The Lovely Eggs are David and Holly. We started playing music together in Paris when we discovered a pigeon had laid two lovely eggs in an abandoned nest on Holly’s windowsill. When the eggs finally hatched, we travelled to live above a jewellery shop in Lancaster in the North West of England, where we formed The Lovely Eggs! We played our first ever gig in New York in 2006. David travels around with a unique drumcycle with handlebars on the front so he can drum and bike at the same time. He also plays the bicycle bell and squeaky horn and things like the glockenspiel, ukelele and slightly wonky recorders. Holly sings and plays the guitar. And sometimes she hits a drum with a wooden stick with wool tied around the end. David made it for her because he likes making things.Last year we released 2 vinyl EPs (one split called 'I Like Birds But I Like Other Animals Too' on Filthy Little Angels and one called 'Have You Ever Heard The Lovely Eggs?' on Cherryade Records.) We played quite a few gigs and drunk too much cider and then recovered and wrote and recorded a new album called 'If You Were Fruit' which came out on Cherryade Records at the start of June, where we will get back on the wheel all over again and go on tour and drink too much cider and torture our brains and make our ribs ache with laughing! Incidentally, we are both addicted in an unhealthy way to Garstang Blue cheese.

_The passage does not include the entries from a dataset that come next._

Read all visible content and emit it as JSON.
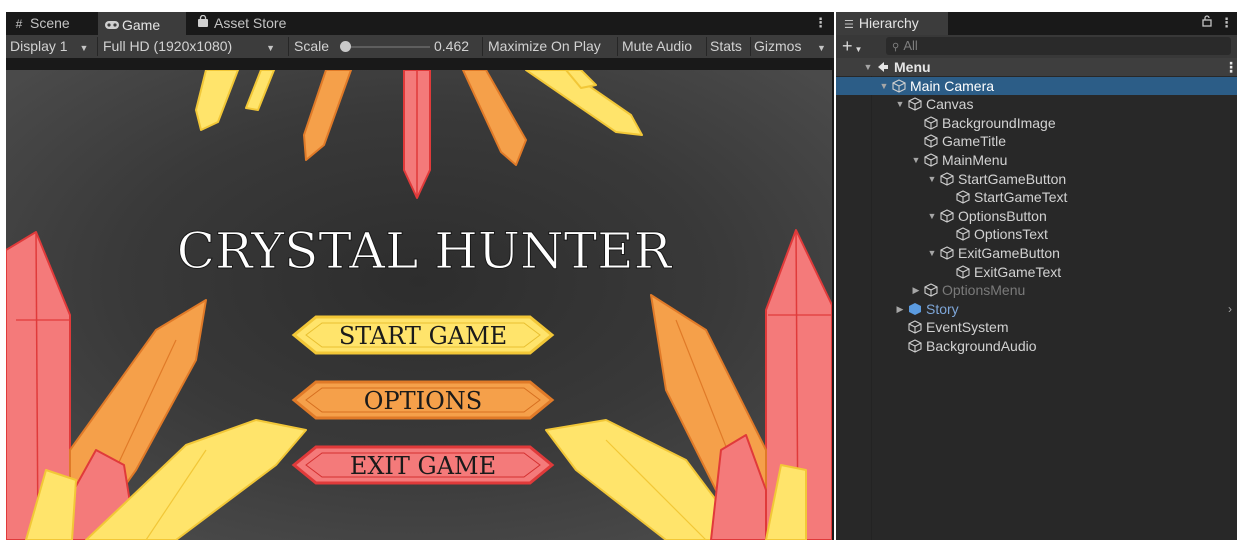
{
  "game_window": {
    "tabs": [
      {
        "label": "Scene",
        "icon": "hash-icon"
      },
      {
        "label": "Game",
        "icon": "gamepad-icon"
      },
      {
        "label": "Asset Store",
        "icon": "shopping-bag-icon"
      }
    ],
    "toolbar": {
      "display": "Display 1",
      "resolution": "Full HD (1920x1080)",
      "scale_label": "Scale",
      "scale_value": "0.462",
      "scale_fraction": 0.05,
      "maximize_on_play": "Maximize On Play",
      "mute_audio": "Mute Audio",
      "stats": "Stats",
      "gizmos": "Gizmos"
    },
    "game": {
      "title": "CRYSTAL HUNTER",
      "menu_buttons": [
        "START GAME",
        "OPTIONS",
        "EXIT GAME"
      ],
      "colors": {
        "background": "#3a3a3a",
        "yellow": "#ffe46b",
        "orange": "#f5a04a",
        "red": "#f47a7a"
      }
    }
  },
  "hierarchy": {
    "tab_label": "Hierarchy",
    "search_placeholder": "All",
    "items": [
      {
        "label": "Menu",
        "type": "scene",
        "expanded": true
      },
      {
        "label": "Main Camera",
        "selected": true,
        "expanded": true
      },
      {
        "label": "Canvas",
        "expanded": true
      },
      {
        "label": "BackgroundImage"
      },
      {
        "label": "GameTitle"
      },
      {
        "label": "MainMenu",
        "expanded": true
      },
      {
        "label": "StartGameButton",
        "expanded": true
      },
      {
        "label": "StartGameText"
      },
      {
        "label": "OptionsButton",
        "expanded": true
      },
      {
        "label": "OptionsText"
      },
      {
        "label": "ExitGameButton",
        "expanded": true
      },
      {
        "label": "ExitGameText"
      },
      {
        "label": "OptionsMenu",
        "state": "disabled",
        "expanded": false
      },
      {
        "label": "Story",
        "state": "prefab",
        "expanded": false
      },
      {
        "label": "EventSystem"
      },
      {
        "label": "BackgroundAudio"
      }
    ]
  }
}
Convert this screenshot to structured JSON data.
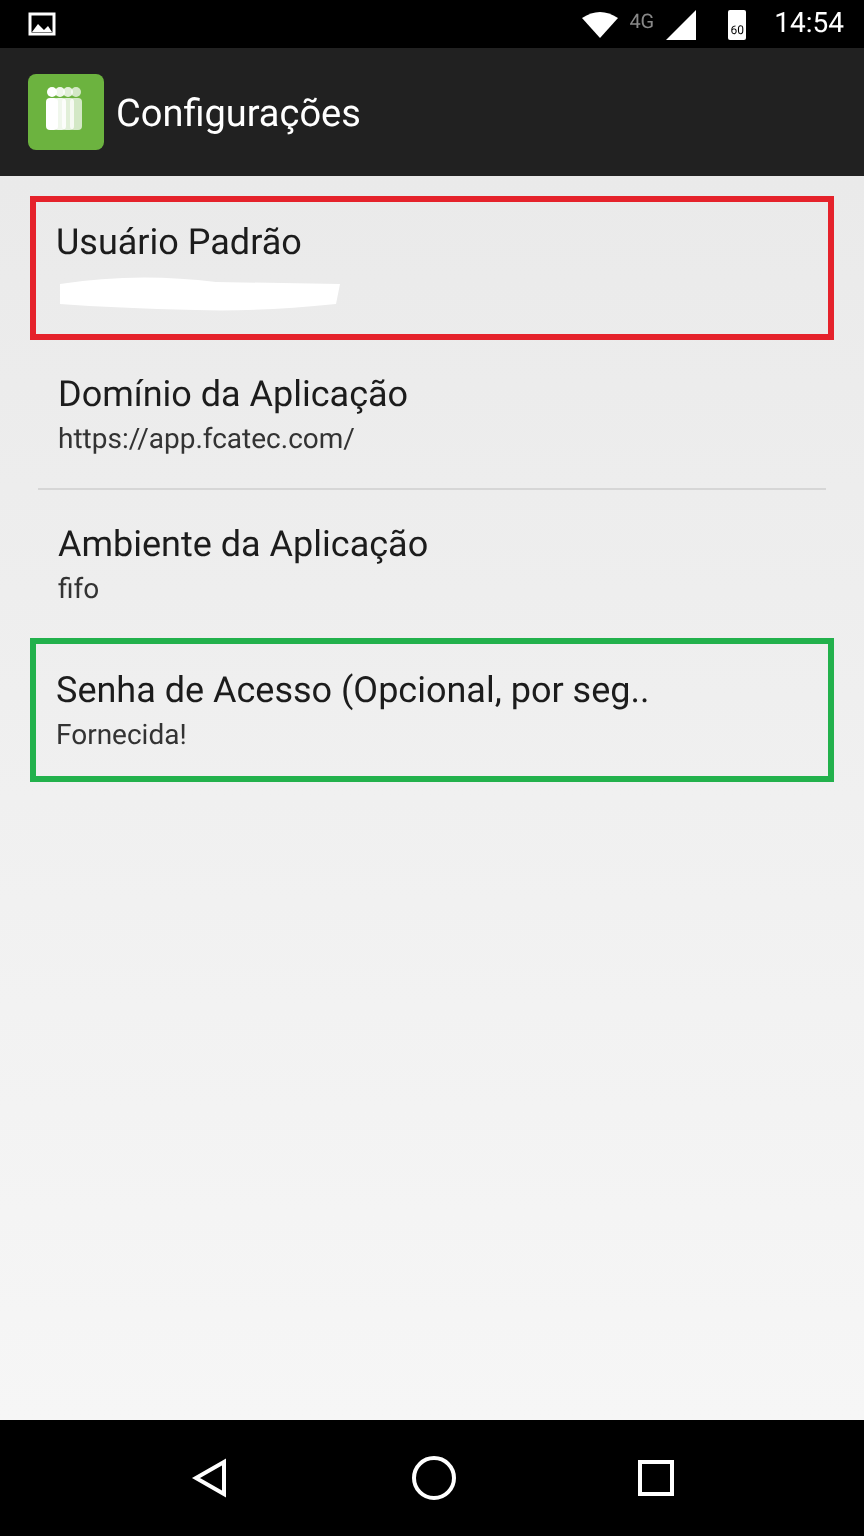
{
  "status_bar": {
    "network": "4G",
    "battery": "60",
    "time": "14:54"
  },
  "app_bar": {
    "title": "Configurações"
  },
  "settings": [
    {
      "title": "Usuário Padrão",
      "kind": "redacted",
      "color": "#e5222b",
      "divider": false
    },
    {
      "title": "Domínio da Aplicação",
      "summary": "https://app.fcatec.com/",
      "kind": "text",
      "divider": true
    },
    {
      "title": "Ambiente da Aplicação",
      "summary": "fifo",
      "kind": "text",
      "divider": false
    },
    {
      "title": "Senha de Acesso (Opcional, por seg..",
      "summary": "Fornecida!",
      "kind": "text",
      "color": "#22b14c",
      "divider": false
    }
  ]
}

Tell us about an unusual place you've played a gig in the past
The most unusual place we have ever played is in a scrap yard in Los Angeles. We got asked to play this gig at a place called the Death Shack. Naturally we said yes, yes yes! To cut a long story short, when we arrived at the place it was like this big party in a scrap yard! There was junk all over the place like Steptoe's yard and we had to stop ourselves shouting 'ragbone!' all the time. They had a barbeque and there was shrimp tacos and it was dark like in a David Lynch film and then David went missing for like nearly and hour and I (Holly) was having kittens about where he was. I was having a cold sweat and having visions of him being murdered by those American serial killers of theirs who so often frequent american scrap yards called The Death Shack! But eventually I found him in a man's gem rock museum which was hidden away from the scrapyard in disguise! The man gave David a volcano bubble which he smashed and there was all these sparkly crystals inside and we had a yatter about dinosaurs and things of yore. Yes that gig was quite unusual that one was!

Do any band members have any particular skills, hobbies or claims to fame you wish to share?
Well David once went out with a girl who used to be in the St Winifred’s School Choir who did Grandma We Love You! and Holly can make her tongue go in the shape of a shamrock for good luck!

What attracted you to play the Indietracks festival?
Well we played the very first Indietracks fest. We think it was one of our first gigs when we were just hatching. We remember seeing it advertised and really, really liking the cut of its jib and wanting to play so we emailed Stuart and asked to play at short notice and the man from Del Monte said yes! And we ended up playing a little set on one of the steam trains. It was ace. We saw so many good bands playing there and the ambience was fan dabby dosey! We love drinking Strongbow on trains so it suited us down to the ground. We camped it up on the campsite down the road and met some lovely people, including a fab couple called Helen and Steve who we bonded with over a love of the Mike Leigh film Nuts in May. In fact Helen makes all our stuff for The Lovely Eggs Post Office. Last year we were away in America when the festival was happening but we made sure we were around for it this year. We suppose we just love the smallness of it and the music of course and the trains and its obscureness. We wouldn't miss it for two dozen corn on the cobs with red sauce on top!

Thanks very much - see you at the festival!